There is a consensus that with effective vaccine distribution, it is reasonable to expect the economy to fully reopen by the second half of 2021. This is consistent with the most recent International Monetary Fund (IMF) outlook which projects a 5.4% GDP growth rebound in 2021 following the decline of 4.9% in 2020.
The pace of recovery will, however, depend on how quickly and effectively the vaccines are rolled out all over the world.
“We expect five billion doses to be delivered in 2021 and there’s only about six billion people on earth. There will be additional vaccines to be approved by various local authorities. In addition, we could see medical treatments for this disease to be improved, to become cheaper, and to be more widely available. So that even if you don’t take the vaccine, you should feel more comfortable that when you get sick you can find treatment,” says Ken Pang, head of Asia investment strategy at Citi Private Bank.
Additional stimulus efforts, vaccine development and distribution, and new political agendas set the foundation for a likely more predictable path to recovery in 2021.
“In the US, [President-elect Joe] Biden’s key policies align with many disruptive themes that Covid-19 accelerated, while providing fresh tailwinds to areas like infrastructure development and climate mitigation,” says Jon Maier, chief investment officer at Global X ETFs.

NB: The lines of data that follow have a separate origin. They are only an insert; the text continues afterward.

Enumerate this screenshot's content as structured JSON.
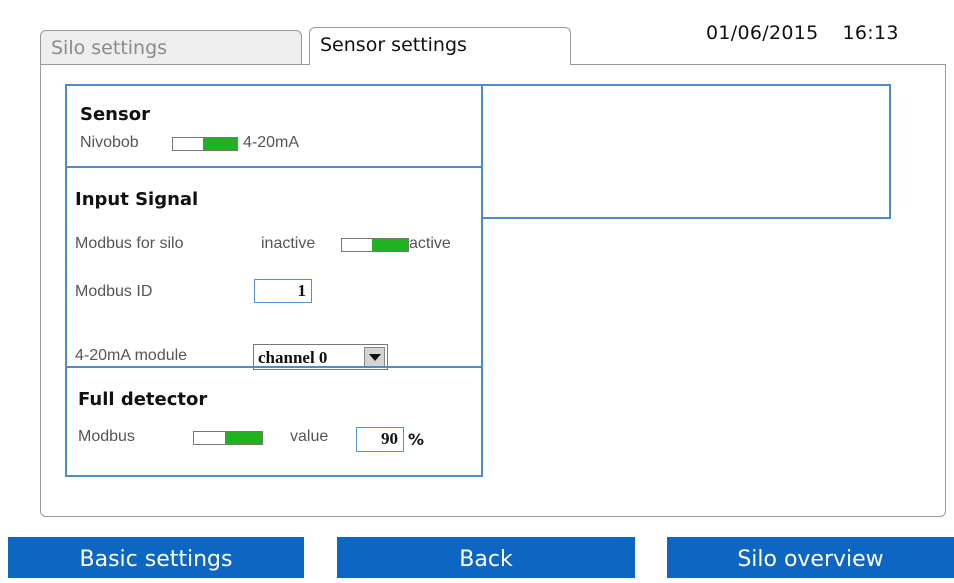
{
  "tabs": {
    "silo_settings": "Silo settings",
    "sensor_settings": "Sensor settings"
  },
  "datetime": {
    "date": "01/06/2015",
    "time": "16:13"
  },
  "sensor": {
    "title": "Sensor",
    "left_label": "Nivobob",
    "right_label": "4-20mA",
    "toggle_state": "right"
  },
  "input_signal": {
    "title": "Input Signal",
    "modbus_for_silo": {
      "label": "Modbus for silo",
      "off_label": "inactive",
      "on_label": "active",
      "toggle_state": "right"
    },
    "modbus_id": {
      "label": "Modbus ID",
      "value": "1"
    },
    "module": {
      "label": "4-20mA module",
      "selected": "channel 0"
    }
  },
  "full_detector": {
    "title": "Full detector",
    "left_label": "Modbus",
    "right_label": "value",
    "toggle_state": "right",
    "value": "90",
    "unit": "%"
  },
  "buttons": {
    "basic_settings": "Basic settings",
    "back": "Back",
    "silo_overview": "Silo overview"
  },
  "colors": {
    "accent_blue": "#0d66c2",
    "border_blue": "#4f8ac9",
    "toggle_green": "#1fb41f"
  }
}
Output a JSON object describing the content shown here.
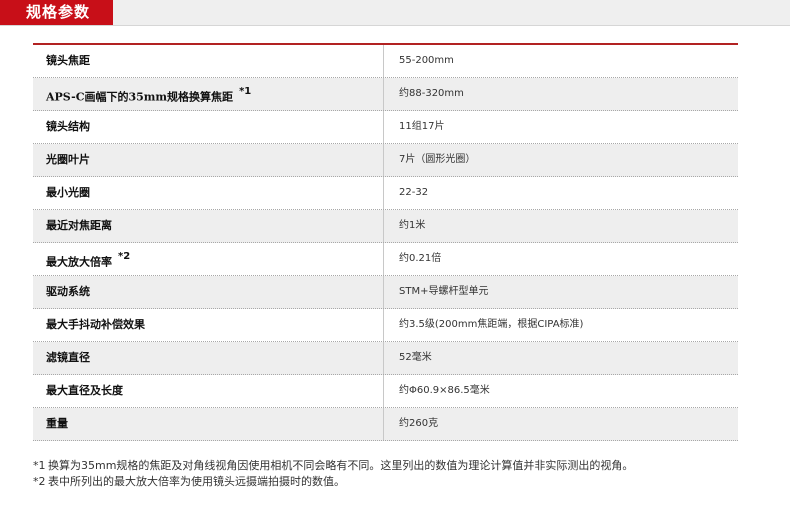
{
  "header": {
    "title": "规格参数"
  },
  "specs": [
    {
      "label": "镜头焦距",
      "sup": "",
      "value": "55-200mm"
    },
    {
      "label": "APS-C画幅下的35mm规格换算焦距",
      "sup": "*1",
      "value": "约88-320mm"
    },
    {
      "label": "镜头结构",
      "sup": "",
      "value": "11组17片"
    },
    {
      "label": "光圈叶片",
      "sup": "",
      "value": "7片（圆形光圈）"
    },
    {
      "label": "最小光圈",
      "sup": "",
      "value": "22-32"
    },
    {
      "label": "最近对焦距离",
      "sup": "",
      "value": "约1米"
    },
    {
      "label": "最大放大倍率",
      "sup": "*2",
      "value": "约0.21倍"
    },
    {
      "label": "驱动系统",
      "sup": "",
      "value": "STM+导螺杆型单元"
    },
    {
      "label": "最大手抖动补偿效果",
      "sup": "",
      "value": "约3.5级(200mm焦距端，根据CIPA标准)"
    },
    {
      "label": "滤镜直径",
      "sup": "",
      "value": "52毫米"
    },
    {
      "label": "最大直径及长度",
      "sup": "",
      "value": "约Φ60.9×86.5毫米"
    },
    {
      "label": "重量",
      "sup": "",
      "value": "约260克"
    }
  ],
  "notes": [
    {
      "mark": "*1",
      "text": "换算为35mm规格的焦距及对角线视角因使用相机不同会略有不同。这里列出的数值为理论计算值并非实际测出的视角。"
    },
    {
      "mark": "*2",
      "text": "表中所列出的最大放大倍率为使用镜头远摄端拍摄时的数值。"
    }
  ]
}
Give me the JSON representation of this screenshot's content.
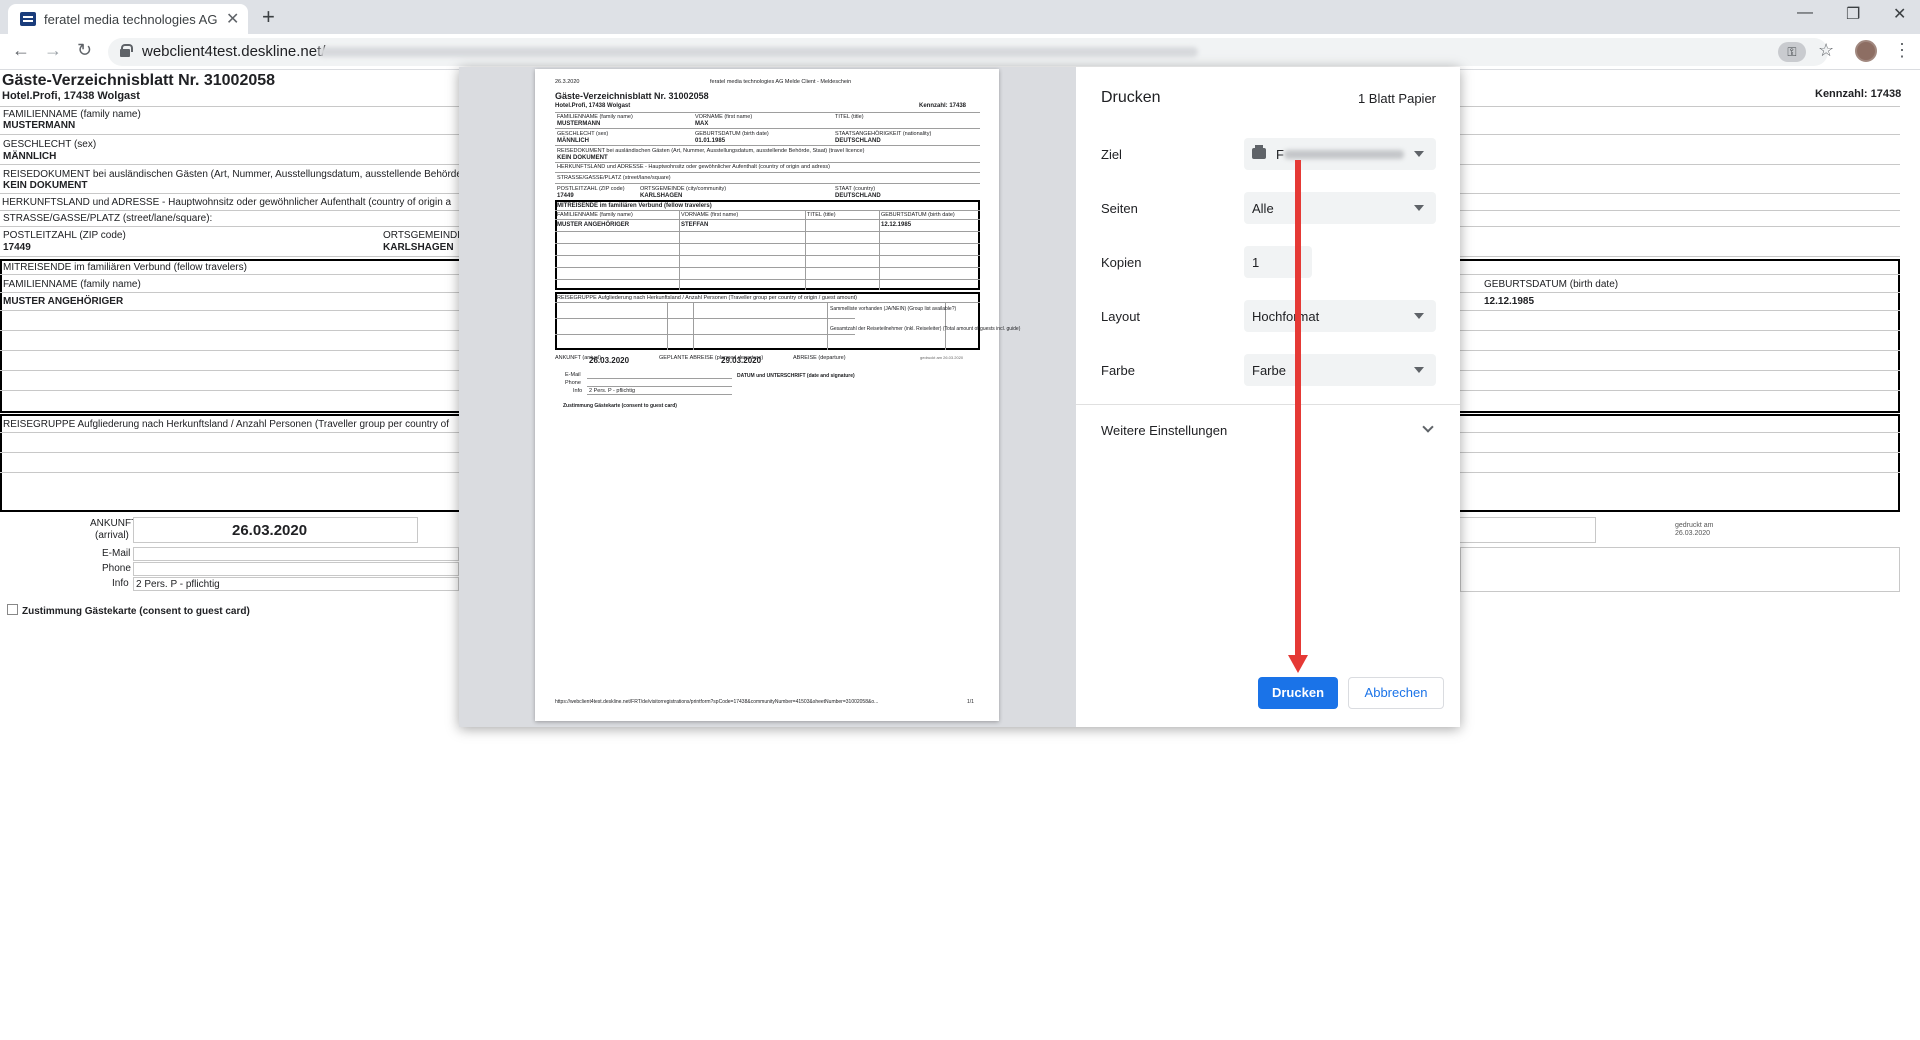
{
  "browser": {
    "tab_title": "feratel media technologies AG M",
    "tab_close": "✕",
    "new_tab": "+",
    "url": "webclient4test.deskline.net/",
    "back": "←",
    "forward": "→",
    "reload": "↻",
    "minimize": "—",
    "restore": "❐",
    "close": "✕",
    "star": "☆",
    "key_icon": "⚿",
    "menu": "⋮"
  },
  "form": {
    "title": "Gäste-Verzeichnisblatt Nr. 31002058",
    "hotel": "Hotel.Profi, 17438 Wolgast",
    "kennzahl": "Kennzahl: 17438",
    "familienname_label": "FAMILIENNAME (family name)",
    "familienname_value": "MUSTERMANN",
    "geschlecht_label": "GESCHLECHT (sex)",
    "geschlecht_value": "MÄNNLICH",
    "reisedokument_label": "REISEDOKUMENT bei ausländischen Gästen (Art, Nummer, Ausstellungsdatum, ausstellende Behörde",
    "reisedokument_value": "KEIN DOKUMENT",
    "herkunft_label": "HERKUNFTSLAND und ADRESSE - Hauptwohnsitz oder gewöhnlicher Aufenthalt (country of origin a",
    "strasse_label": "STRASSE/GASSE/PLATZ (street/lane/square):",
    "plz_label": "POSTLEITZAHL (ZIP code)",
    "plz_value": "17449",
    "ort_label": "ORTSGEMEINDE",
    "ort_value": "KARLSHAGEN",
    "mitreisende_label": "MITREISENDE im familiären Verbund (fellow travelers)",
    "mit_family_label": "FAMILIENNAME (family name)",
    "mit_family_value": "MUSTER ANGEHÖRIGER",
    "geburt_label": "GEBURTSDATUM (birth date)",
    "geburt_value": "12.12.1985",
    "reisegruppe_label": "REISEGRUPPE Aufgliederung nach Herkunftsland / Anzahl Personen (Traveller group per country of",
    "ankunft_label": "ANKUNFT",
    "ankunft_sub": "(arrival)",
    "ankunft_value": "26.03.2020",
    "email_label": "E-Mail",
    "phone_label": "Phone",
    "info_label": "Info",
    "info_value": "2 Pers. P - pflichtig",
    "consent_label": "Zustimmung Gästekarte (consent to guest card)",
    "gedruckt_label": "gedruckt am",
    "gedruckt_value": "26.03.2020"
  },
  "preview": {
    "date": "26.3.2020",
    "header": "feratel media technologies AG Melde Client - Meldeschein",
    "title": "Gäste-Verzeichnisblatt Nr. 31002058",
    "hotel": "Hotel.Profi, 17438 Wolgast",
    "kennzahl": "Kennzahl: 17438",
    "fam_label": "FAMILIENNAME (family name)",
    "fam_value": "MUSTERMANN",
    "vor_label": "VORNAME (first name)",
    "vor_value": "MAX",
    "titel_label": "TITEL (title)",
    "sex_label": "GESCHLECHT (sex)",
    "sex_value": "MÄNNLICH",
    "birth_label": "GEBURTSDATUM (birth date)",
    "birth_value": "01.01.1985",
    "nat_label": "STAATSANGEHÖRIGKEIT (nationality)",
    "nat_value": "DEUTSCHLAND",
    "doc_label": "REISEDOKUMENT bei ausländischen Gästen (Art, Nummer, Ausstellungsdatum, ausstellende Behörde, Staat) (travel licence)",
    "doc_value": "KEIN DOKUMENT",
    "herk_label": "HERKUNFTSLAND und ADRESSE - Hauptwohnsitz oder gewöhnlicher Aufenthalt (country of origin and adress)",
    "str_label": "STRASSE/GASSE/PLATZ (street/lane/square)",
    "plz_label": "POSTLEITZAHL (ZIP code)",
    "plz_value": "17449",
    "ort_label": "ORTSGEMEINDE (city/community)",
    "ort_value": "KARLSHAGEN",
    "staat_label": "STAAT (country)",
    "staat_value": "DEUTSCHLAND",
    "mit_label": "MITREISENDE im familiären Verbund (fellow travelers)",
    "mit_fam_label": "FAMILIENNAME (family name)",
    "mit_vor_label": "VORNAME (first name)",
    "mit_titel_label": "TITEL (title)",
    "mit_birth_label": "GEBURTSDATUM (birth date)",
    "mit_fam_value": "MUSTER ANGEHÖRIGER",
    "mit_vor_value": "STEFFAN",
    "mit_birth_value": "12.12.1985",
    "rg_label": "REISEGRUPPE Aufgliederung nach Herkunftsland / Anzahl Personen (Traveller group per country of origin / guest amount)",
    "rg_sammel": "Sammelliste vorhanden (JA/NEIN) (Group list available?)",
    "rg_gesamt": "Gesamtzahl der Reiseteilnehmer (inkl. Reiseleiter) (Total amount of guests incl. guide)",
    "ank_label": "ANKUNFT (arrival)",
    "ank_value": "26.03.2020",
    "gepl_label": "GEPLANTE ABREISE (planned departure)",
    "gepl_value": "29.03.2020",
    "abr_label": "ABREISE (departure)",
    "gedr": "gedruckt am 26.03.2020",
    "email": "E-Mail",
    "phone": "Phone",
    "info": "Info",
    "info_value": "2 Pers. P - pflichtig",
    "datum_label": "DATUM und UNTERSCHRIFT (date and signature)",
    "consent": "Zustimmung Gästekarte (consent to guest card)",
    "footer_url": "https://webclient4test.deskline.net/FRT/de/visitorregistrations/printform?spCode=17438&communityNumber=41503&sheetNumber=31002058&o...",
    "page_num": "1/1"
  },
  "print": {
    "title": "Drucken",
    "sheets": "1 Blatt Papier",
    "ziel_label": "Ziel",
    "ziel_visible": "F",
    "seiten_label": "Seiten",
    "seiten_value": "Alle",
    "kopien_label": "Kopien",
    "kopien_value": "1",
    "layout_label": "Layout",
    "layout_value": "Hochformat",
    "farbe_label": "Farbe",
    "farbe_value": "Farbe",
    "weitere_label": "Weitere Einstellungen",
    "print_button": "Drucken",
    "cancel_button": "Abbrechen"
  },
  "colors": {
    "accent": "#1a73e8",
    "annotation_arrow": "#e53935"
  }
}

“In Asia, we expect China to lead robust growth in Asia in 2021. Apart from its domestic containment of the virus, we believe efforts to combat the virus outside the country will drive further growth in early 2021.”
Many markets import personal protective equipment (PPE) from China and the country provides the world with approximately 80% of active pharmaceutical ingredients, which are likely to be used in certain vaccines and treatments, benefiting the country’s burgeoning healthcare sector.
Pang also cites data indicating a rebound in traveler traffic in China following news of the vaccine’s discovery. “Before the pandemic, China had about 55 million monthly civil aviation passengers. During the pandemic it had fallen to below 10 million a month. Because of more effective management of the pandemic, passenger traffic has rebounded significantly. We’re now back to 50 million a month. This is almost entirely domestic. So this is about 90% of normal capacity.”
He expects sectors that did not perform well in 2020 because of the pandemic to bounce back in 2021 based on the “mean reversion” strategy, which basically means buying a stock after it has had an unusually large fall in price.
The stocks that Pang expects to benefit from this strategy are those in the “leave-your-home” sectors including energy or oil, transportation, travel and leisure, consumer discretionaries, consumer services, and financials. “These industries are cyclical and they were the biggest beneficiaries that we saw since the vaccine rally in November 2020,” he says.
Stocks in the stay-at-home sector including e-commerce, office supplies, medical equipment and supplies, gloves, mask, etc., performed very well, rising 40-50% in 2020. But since November 2020 they have stagnated when the first vaccines were approved.
“In the US, adequate vaccine distribution and additional stimulus efforts could lead to a robust recovery after mid-year, and ultimately drive corporate profits closer to 2019 levels. Value and small-cap stocks have a good chance to outperform in the short term under this scenario, as a broad economic recovery should favour stocks that have not fared well during the pandemic,” says Maier.